Dataset items:
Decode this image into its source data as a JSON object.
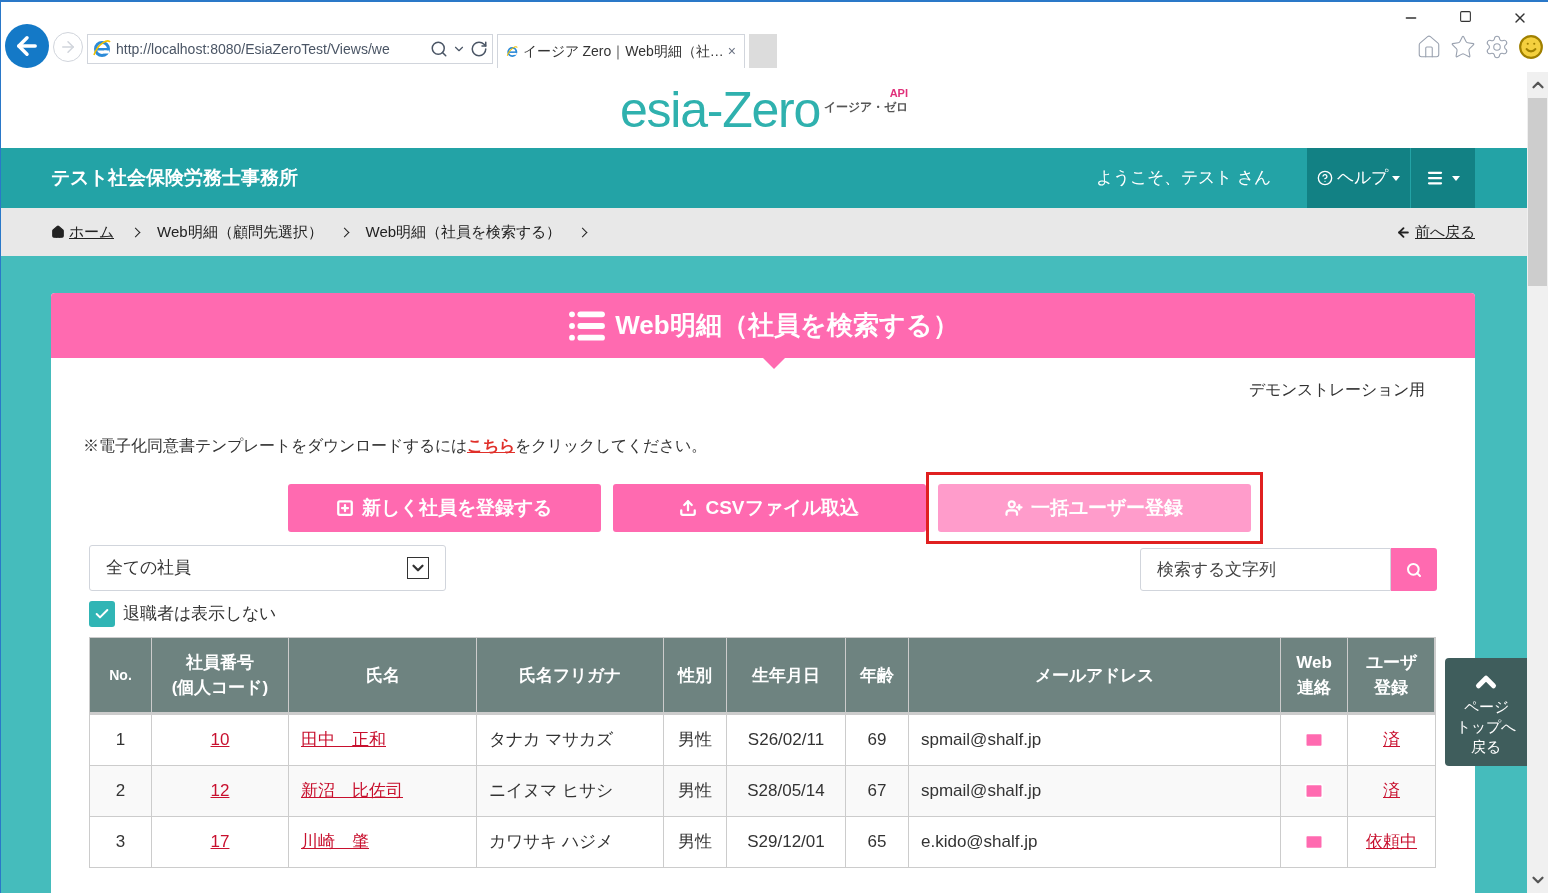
{
  "browser": {
    "address": "http://localhost:8080/EsiaZeroTest/Views/we",
    "tab_title": "イージア Zero｜Web明細（社…",
    "tab_close": "×"
  },
  "logo": {
    "main": "esia-Zero",
    "sub": "イージア・ゼロ",
    "badge": "API"
  },
  "header": {
    "office": "テスト社会保険労務士事務所",
    "welcome": "ようこそ、テスト さん",
    "help": "ヘルプ"
  },
  "breadcrumb": {
    "items": [
      "ホーム",
      "Web明細（顧問先選択）",
      "Web明細（社員を検索する）"
    ],
    "back": "前へ戻る"
  },
  "card": {
    "title": "Web明細（社員を検索する）",
    "note": "デモンストレーション用",
    "notice": "※電子化同意書テンプレートをダウンロードするには**こちら**をクリックしてください。"
  },
  "buttons": [
    {
      "kind": "plus",
      "label": "新しく社員を登録する",
      "disabled": false,
      "highlighted": false
    },
    {
      "kind": "upload",
      "label": "CSVファイル取込",
      "disabled": false,
      "highlighted": false
    },
    {
      "kind": "user-plus",
      "label": "一括ユーザー登録",
      "disabled": true,
      "highlighted": true
    }
  ],
  "filter": {
    "value": "全ての社員"
  },
  "search": {
    "placeholder": "検索する文字列"
  },
  "hide_retired": {
    "label": "退職者は表示しない",
    "checked": true
  },
  "table": {
    "columns": [
      [
        "No."
      ],
      [
        "社員番号",
        "(個人コード)"
      ],
      [
        "氏名"
      ],
      [
        "氏名フリガナ"
      ],
      [
        "性別"
      ],
      [
        "生年月日"
      ],
      [
        "年齢"
      ],
      [
        "メールアドレス"
      ],
      [
        "Web",
        "連絡"
      ],
      [
        "ユーザ",
        "登録"
      ]
    ],
    "rows": [
      {
        "no": "1",
        "code": "10",
        "name": "田中　正和",
        "kana": "タナカ マサカズ",
        "sex": "男性",
        "birth": "S26/02/11",
        "age": "69",
        "email": "spmail@shalf.jp",
        "user": "済"
      },
      {
        "no": "2",
        "code": "12",
        "name": "新沼　比佐司",
        "kana": "ニイヌマ ヒサシ",
        "sex": "男性",
        "birth": "S28/05/14",
        "age": "67",
        "email": "spmail@shalf.jp",
        "user": "済"
      },
      {
        "no": "3",
        "code": "17",
        "name": "川崎　肇",
        "kana": "カワサキ ハジメ",
        "sex": "男性",
        "birth": "S29/12/01",
        "age": "65",
        "email": "e.kido@shalf.jp",
        "user": "依頼中"
      }
    ]
  },
  "page_top": [
    "ページ",
    "トップへ",
    "戻る"
  ]
}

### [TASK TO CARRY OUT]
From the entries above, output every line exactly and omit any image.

### [EXERCISE OUTPUT]
Decode this image into its source data as a JSON object.
{
  "browser": {
    "address": "http://localhost:8080/EsiaZeroTest/Views/we",
    "tab_title": "イージア Zero｜Web明細（社…",
    "tab_close": "×"
  },
  "logo": {
    "main": "esia-Zero",
    "sub": "イージア・ゼロ",
    "badge": "API"
  },
  "header": {
    "office": "テスト社会保険労務士事務所",
    "welcome": "ようこそ、テスト さん",
    "help": "ヘルプ"
  },
  "breadcrumb": {
    "items": [
      "ホーム",
      "Web明細（顧問先選択）",
      "Web明細（社員を検索する）"
    ],
    "back": "前へ戻る"
  },
  "card": {
    "title": "Web明細（社員を検索する）",
    "note": "デモンストレーション用",
    "notice": "※電子化同意書テンプレートをダウンロードするには**こちら**をクリックしてください。"
  },
  "buttons": [
    {
      "kind": "plus",
      "label": "新しく社員を登録する",
      "disabled": false,
      "highlighted": false
    },
    {
      "kind": "upload",
      "label": "CSVファイル取込",
      "disabled": false,
      "highlighted": false
    },
    {
      "kind": "user-plus",
      "label": "一括ユーザー登録",
      "disabled": true,
      "highlighted": true
    }
  ],
  "filter": {
    "value": "全ての社員"
  },
  "search": {
    "placeholder": "検索する文字列"
  },
  "hide_retired": {
    "label": "退職者は表示しない",
    "checked": true
  },
  "table": {
    "columns": [
      [
        "No."
      ],
      [
        "社員番号",
        "(個人コード)"
      ],
      [
        "氏名"
      ],
      [
        "氏名フリガナ"
      ],
      [
        "性別"
      ],
      [
        "生年月日"
      ],
      [
        "年齢"
      ],
      [
        "メールアドレス"
      ],
      [
        "Web",
        "連絡"
      ],
      [
        "ユーザ",
        "登録"
      ]
    ],
    "rows": [
      {
        "no": "1",
        "code": "10",
        "name": "田中　正和",
        "kana": "タナカ マサカズ",
        "sex": "男性",
        "birth": "S26/02/11",
        "age": "69",
        "email": "spmail@shalf.jp",
        "user": "済"
      },
      {
        "no": "2",
        "code": "12",
        "name": "新沼　比佐司",
        "kana": "ニイヌマ ヒサシ",
        "sex": "男性",
        "birth": "S28/05/14",
        "age": "67",
        "email": "spmail@shalf.jp",
        "user": "済"
      },
      {
        "no": "3",
        "code": "17",
        "name": "川崎　肇",
        "kana": "カワサキ ハジメ",
        "sex": "男性",
        "birth": "S29/12/01",
        "age": "65",
        "email": "e.kido@shalf.jp",
        "user": "依頼中"
      }
    ]
  },
  "page_top": [
    "ページ",
    "トップへ",
    "戻る"
  ]
}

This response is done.